For most of Linotype’s existence, font development has been aimed exclusively at the company’s own typesetting products. During this long and prosperous period, Linotype became the standard against which all other font libraries were measured. Later, under the leadership of Mike Parker, the company made Helvetica the closest thing to a household word that a font name has ever achieved.
Not until the early 1980s, however, were the first tentative steps taken to make its font library available for use on equipment other than its own.
The most dramatic of these steps was the milestone agreement with the then tiny company called Adobe Systems. Under this agreement, Linotype fonts in PostScript format would eventually become universally available for use with imagesetting equipment from all vendors as PostScript became the standard Page Description Language. The other effect of this standardization was, of course, that fonts from other vendors would now work on imagesetters developed by Linotype.
With the consolidation of the company first with Hell and later with Heidelberg, this famous font library thrives under the experienced leadership of Bruno Steinert.

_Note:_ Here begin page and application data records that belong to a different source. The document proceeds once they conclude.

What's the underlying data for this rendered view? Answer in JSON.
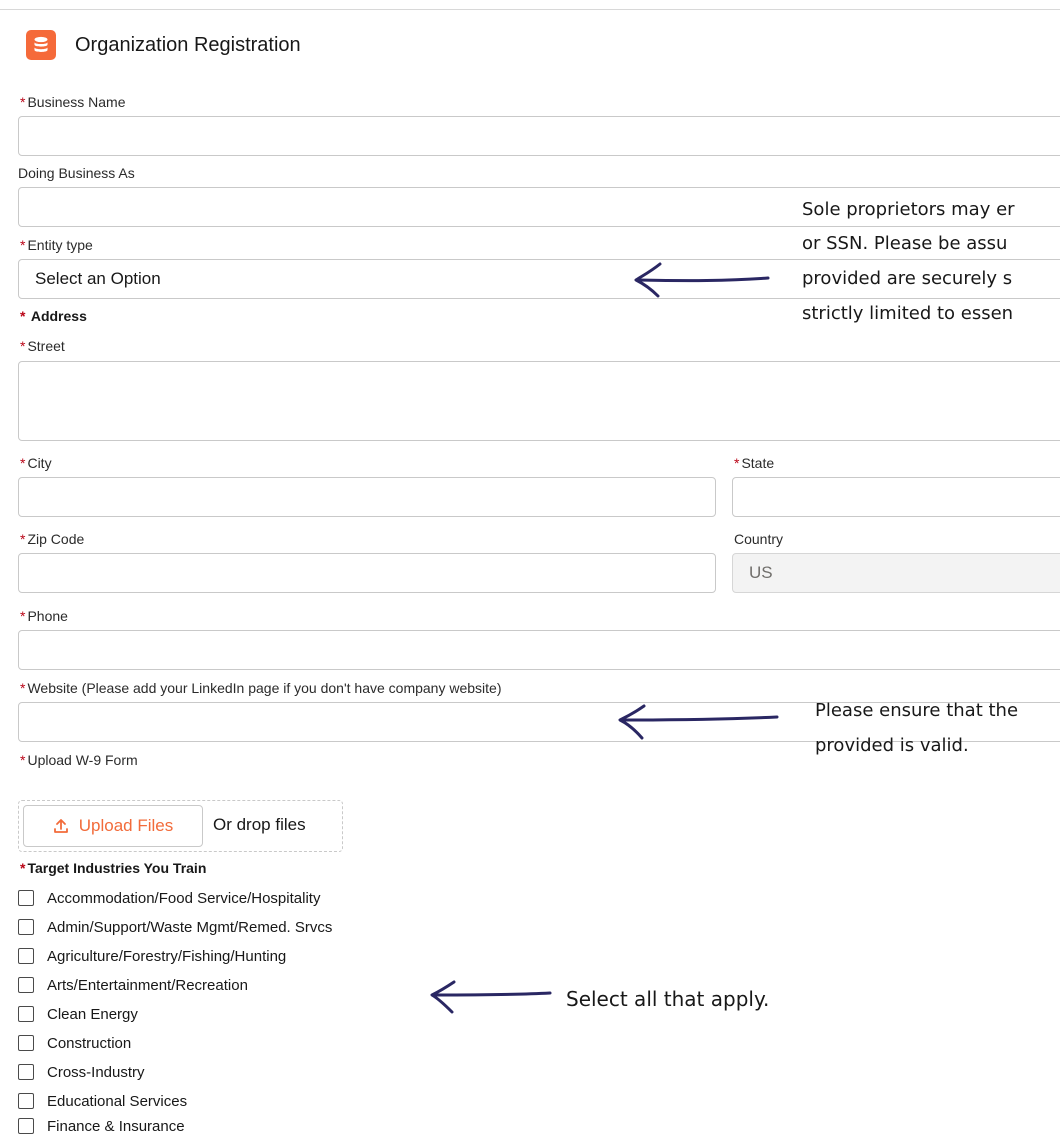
{
  "header": {
    "title": "Organization Registration",
    "icon": "database-icon",
    "icon_color": "#f56a3a"
  },
  "form": {
    "business_name": {
      "label": "Business Name",
      "required": true,
      "value": ""
    },
    "dba": {
      "label": "Doing Business As",
      "required": false,
      "value": ""
    },
    "entity_type": {
      "label": "Entity type",
      "required": true,
      "value": "Select an Option"
    },
    "address": {
      "label": "Address",
      "required": true
    },
    "street": {
      "label": "Street",
      "required": true,
      "value": ""
    },
    "city": {
      "label": "City",
      "required": true,
      "value": ""
    },
    "state": {
      "label": "State",
      "required": true,
      "value": ""
    },
    "zip": {
      "label": "Zip Code",
      "required": true,
      "value": ""
    },
    "country": {
      "label": "Country",
      "required": false,
      "value": "US"
    },
    "phone": {
      "label": "Phone",
      "required": true,
      "value": ""
    },
    "website": {
      "label": "Website (Please add your LinkedIn page if you don't have company website)",
      "required": true,
      "value": ""
    },
    "w9": {
      "label": "Upload W-9 Form",
      "required": true,
      "upload_label": "Upload Files",
      "drop_label": "Or drop files"
    },
    "industries": {
      "label": "Target Industries You Train",
      "required": true,
      "options": [
        "Accommodation/Food Service/Hospitality",
        "Admin/Support/Waste Mgmt/Remed. Srvcs",
        "Agriculture/Forestry/Fishing/Hunting",
        "Arts/Entertainment/Recreation",
        "Clean Energy",
        "Construction",
        "Cross-Industry",
        "Educational Services",
        "Finance & Insurance"
      ]
    }
  },
  "annotations": {
    "entity_note": [
      "Sole proprietors may er",
      "or SSN. Please be assu",
      "provided are securely s",
      "strictly limited to essen"
    ],
    "website_note": [
      "Please ensure that the",
      "provided is valid."
    ],
    "industries_note": "Select all that apply."
  },
  "colors": {
    "required_asterisk": "#ba0517",
    "accent_orange": "#f26b3a",
    "arrow": "#2a2763"
  }
}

In August 2006 it was announced that Monotype Imaging has acquired Linotype. For the past few years it had been a subsidiary of Heidelberger Druckmaschinen AG, the famous manufacturer of printing machinery.